- [EXERCISE]: The lines to copy are those in the listing below that contain the word "sécurisé".

RECORDS FOR THE TASK: Begin

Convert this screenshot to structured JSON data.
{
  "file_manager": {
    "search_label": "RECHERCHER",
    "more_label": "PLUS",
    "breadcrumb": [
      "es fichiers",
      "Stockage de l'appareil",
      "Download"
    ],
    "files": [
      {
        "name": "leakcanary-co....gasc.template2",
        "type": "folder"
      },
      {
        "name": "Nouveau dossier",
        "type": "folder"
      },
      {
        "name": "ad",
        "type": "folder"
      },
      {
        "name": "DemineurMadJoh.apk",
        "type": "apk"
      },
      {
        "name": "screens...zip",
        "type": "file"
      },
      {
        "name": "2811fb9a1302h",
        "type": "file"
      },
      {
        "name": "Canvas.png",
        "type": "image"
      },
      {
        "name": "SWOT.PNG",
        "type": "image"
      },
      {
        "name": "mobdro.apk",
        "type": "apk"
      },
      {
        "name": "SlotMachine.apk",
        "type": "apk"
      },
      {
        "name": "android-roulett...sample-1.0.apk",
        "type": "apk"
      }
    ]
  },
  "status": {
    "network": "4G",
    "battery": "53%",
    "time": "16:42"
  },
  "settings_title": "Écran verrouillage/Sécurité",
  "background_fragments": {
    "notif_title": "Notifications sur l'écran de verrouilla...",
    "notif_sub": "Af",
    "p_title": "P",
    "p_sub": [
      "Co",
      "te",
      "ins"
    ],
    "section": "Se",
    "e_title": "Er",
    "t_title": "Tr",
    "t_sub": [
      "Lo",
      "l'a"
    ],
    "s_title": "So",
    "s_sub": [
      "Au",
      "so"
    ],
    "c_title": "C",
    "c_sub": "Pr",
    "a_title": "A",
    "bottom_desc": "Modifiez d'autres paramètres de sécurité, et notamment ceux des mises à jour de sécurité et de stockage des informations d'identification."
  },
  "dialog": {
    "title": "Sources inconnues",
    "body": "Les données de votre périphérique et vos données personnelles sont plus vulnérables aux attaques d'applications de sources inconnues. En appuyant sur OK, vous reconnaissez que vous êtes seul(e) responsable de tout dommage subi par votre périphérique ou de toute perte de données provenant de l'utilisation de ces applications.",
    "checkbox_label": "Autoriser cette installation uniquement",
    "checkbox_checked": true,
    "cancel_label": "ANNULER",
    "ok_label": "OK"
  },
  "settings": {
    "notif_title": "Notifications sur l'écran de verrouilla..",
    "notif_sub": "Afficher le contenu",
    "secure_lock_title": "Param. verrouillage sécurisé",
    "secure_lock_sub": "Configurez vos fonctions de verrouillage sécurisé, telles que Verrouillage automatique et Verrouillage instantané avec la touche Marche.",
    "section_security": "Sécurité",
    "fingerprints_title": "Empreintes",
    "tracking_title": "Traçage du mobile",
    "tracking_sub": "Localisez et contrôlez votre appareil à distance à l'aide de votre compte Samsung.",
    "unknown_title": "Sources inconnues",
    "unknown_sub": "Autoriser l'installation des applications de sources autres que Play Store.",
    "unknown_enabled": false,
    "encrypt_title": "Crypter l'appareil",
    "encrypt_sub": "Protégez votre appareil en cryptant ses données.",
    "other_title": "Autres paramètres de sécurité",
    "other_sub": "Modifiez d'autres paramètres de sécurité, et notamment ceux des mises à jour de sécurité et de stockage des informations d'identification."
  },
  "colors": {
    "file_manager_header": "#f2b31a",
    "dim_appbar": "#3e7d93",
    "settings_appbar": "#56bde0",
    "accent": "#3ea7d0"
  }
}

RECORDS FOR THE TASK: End

- [TASK RESULT]:
    "secure_lock_title": "Param. verrouillage sécurisé",
    "secure_lock_sub": "Configurez vos fonctions de verrouillage sécurisé, telles que Verrouillage automatique et Verrouillage instantané avec la touche Marche.",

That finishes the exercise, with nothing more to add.